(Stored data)
_ _ _

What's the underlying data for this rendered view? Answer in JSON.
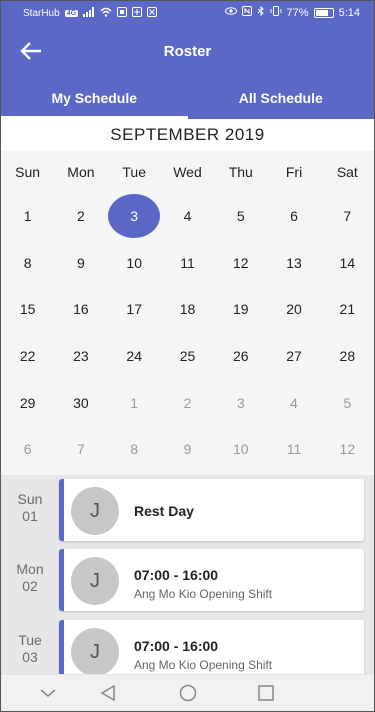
{
  "status_bar": {
    "carrier": "StarHub",
    "network_badge": "4G",
    "battery_percent_label": "77%",
    "battery_level": 0.77,
    "time": "5:14"
  },
  "app_bar": {
    "title": "Roster",
    "back_icon": "arrow-left-icon"
  },
  "tabs": [
    {
      "label": "My Schedule",
      "active": true
    },
    {
      "label": "All Schedule",
      "active": false
    }
  ],
  "calendar": {
    "month_title": "SEPTEMBER 2019",
    "weekdays": [
      "Sun",
      "Mon",
      "Tue",
      "Wed",
      "Thu",
      "Fri",
      "Sat"
    ],
    "weeks": [
      [
        "1",
        "2",
        "3",
        "4",
        "5",
        "6",
        "7"
      ],
      [
        "8",
        "9",
        "10",
        "11",
        "12",
        "13",
        "14"
      ],
      [
        "15",
        "16",
        "17",
        "18",
        "19",
        "20",
        "21"
      ],
      [
        "22",
        "23",
        "24",
        "25",
        "26",
        "27",
        "28"
      ],
      [
        "29",
        "30",
        "1",
        "2",
        "3",
        "4",
        "5"
      ],
      [
        "6",
        "7",
        "8",
        "9",
        "10",
        "11",
        "12"
      ]
    ],
    "selected_day": "3",
    "selected_color": "#5b68c6"
  },
  "schedule": [
    {
      "day": "Sun",
      "date": "01",
      "avatar": "J",
      "title": "Rest Day",
      "subtitle": ""
    },
    {
      "day": "Mon",
      "date": "02",
      "avatar": "J",
      "title": "07:00 - 16:00",
      "subtitle": "Ang Mo Kio Opening Shift"
    },
    {
      "day": "Tue",
      "date": "03",
      "avatar": "J",
      "title": "07:00 - 16:00",
      "subtitle": "Ang Mo Kio Opening Shift"
    }
  ],
  "nav_bar": {
    "icons": [
      "chevron-down-icon",
      "back-triangle-icon",
      "home-circle-icon",
      "recents-square-icon"
    ]
  },
  "colors": {
    "primary": "#5b68c6"
  }
}
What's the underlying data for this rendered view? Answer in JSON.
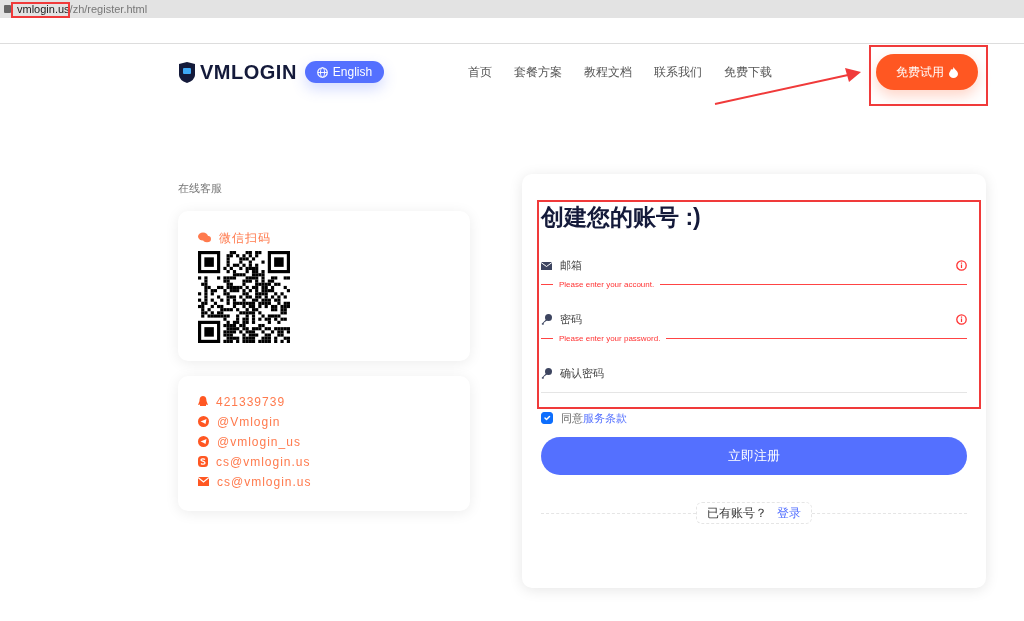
{
  "address_bar": {
    "host": "vmlogin.us",
    "path": "/zh/register.html"
  },
  "header": {
    "brand": "VMLOGIN",
    "language": "English",
    "nav": [
      "首页",
      "套餐方案",
      "教程文档",
      "联系我们",
      "免费下载"
    ],
    "trial_button": "免费试用"
  },
  "support": {
    "title": "在线客服",
    "wechat_label": "微信扫码",
    "contacts": [
      {
        "kind": "qq",
        "text": "421339739"
      },
      {
        "kind": "telegram",
        "text": "@Vmlogin"
      },
      {
        "kind": "telegram",
        "text": "@vmlogin_us"
      },
      {
        "kind": "skype",
        "text": "cs@vmlogin.us"
      },
      {
        "kind": "mail",
        "text": "cs@vmlogin.us"
      }
    ]
  },
  "form": {
    "title": "创建您的账号 :)",
    "fields": [
      {
        "kind": "email",
        "placeholder": "邮箱",
        "invalid": true,
        "error": "Please enter your account."
      },
      {
        "kind": "password",
        "placeholder": "密码",
        "invalid": true,
        "error": "Please enter your password."
      },
      {
        "kind": "password",
        "placeholder": "确认密码",
        "invalid": false
      }
    ],
    "agree": {
      "checked": true,
      "text": "同意",
      "link": "服务条款"
    },
    "submit": "立即注册",
    "login_prompt": "已有账号？",
    "login_link": "登录"
  }
}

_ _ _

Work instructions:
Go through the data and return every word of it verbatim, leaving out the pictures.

Result for this exercise:
What's the underlying data for this rendered view? Answer in JSON.
{
  "status_bar": {
    "carrier": "StarHub",
    "network_badge": "4G",
    "battery_percent_label": "77%",
    "battery_level": 0.77,
    "time": "5:14"
  },
  "app_bar": {
    "title": "Roster",
    "back_icon": "arrow-left-icon"
  },
  "tabs": [
    {
      "label": "My Schedule",
      "active": true
    },
    {
      "label": "All Schedule",
      "active": false
    }
  ],
  "calendar": {
    "month_title": "SEPTEMBER 2019",
    "weekdays": [
      "Sun",
      "Mon",
      "Tue",
      "Wed",
      "Thu",
      "Fri",
      "Sat"
    ],
    "weeks": [
      [
        "1",
        "2",
        "3",
        "4",
        "5",
        "6",
        "7"
      ],
      [
        "8",
        "9",
        "10",
        "11",
        "12",
        "13",
        "14"
      ],
      [
        "15",
        "16",
        "17",
        "18",
        "19",
        "20",
        "21"
      ],
      [
        "22",
        "23",
        "24",
        "25",
        "26",
        "27",
        "28"
      ],
      [
        "29",
        "30",
        "1",
        "2",
        "3",
        "4",
        "5"
      ],
      [
        "6",
        "7",
        "8",
        "9",
        "10",
        "11",
        "12"
      ]
    ],
    "selected_day": "3",
    "selected_color": "#5b68c6"
  },
  "schedule": [
    {
      "day": "Sun",
      "date": "01",
      "avatar": "J",
      "title": "Rest Day",
      "subtitle": ""
    },
    {
      "day": "Mon",
      "date": "02",
      "avatar": "J",
      "title": "07:00 - 16:00",
      "subtitle": "Ang Mo Kio Opening Shift"
    },
    {
      "day": "Tue",
      "date": "03",
      "avatar": "J",
      "title": "07:00 - 16:00",
      "subtitle": "Ang Mo Kio Opening Shift"
    }
  ],
  "nav_bar": {
    "icons": [
      "chevron-down-icon",
      "back-triangle-icon",
      "home-circle-icon",
      "recents-square-icon"
    ]
  },
  "colors": {
    "primary": "#5b68c6"
  }
}
What's the underlying data for this rendered view? Answer in JSON.
{
  "address_bar": {
    "host": "vmlogin.us",
    "path": "/zh/register.html"
  },
  "header": {
    "brand": "VMLOGIN",
    "language": "English",
    "nav": [
      "首页",
      "套餐方案",
      "教程文档",
      "联系我们",
      "免费下载"
    ],
    "trial_button": "免费试用"
  },
  "support": {
    "title": "在线客服",
    "wechat_label": "微信扫码",
    "contacts": [
      {
        "kind": "qq",
        "text": "421339739"
      },
      {
        "kind": "telegram",
        "text": "@Vmlogin"
      },
      {
        "kind": "telegram",
        "text": "@vmlogin_us"
      },
      {
        "kind": "skype",
        "text": "cs@vmlogin.us"
      },
      {
        "kind": "mail",
        "text": "cs@vmlogin.us"
      }
    ]
  },
  "form": {
    "title": "创建您的账号 :)",
    "fields": [
      {
        "kind": "email",
        "placeholder": "邮箱",
        "invalid": true,
        "error": "Please enter your account."
      },
      {
        "kind": "password",
        "placeholder": "密码",
        "invalid": true,
        "error": "Please enter your password."
      },
      {
        "kind": "password",
        "placeholder": "确认密码",
        "invalid": false
      }
    ],
    "agree": {
      "checked": true,
      "text": "同意",
      "link": "服务条款"
    },
    "submit": "立即注册",
    "login_prompt": "已有账号？",
    "login_link": "登录"
  }
}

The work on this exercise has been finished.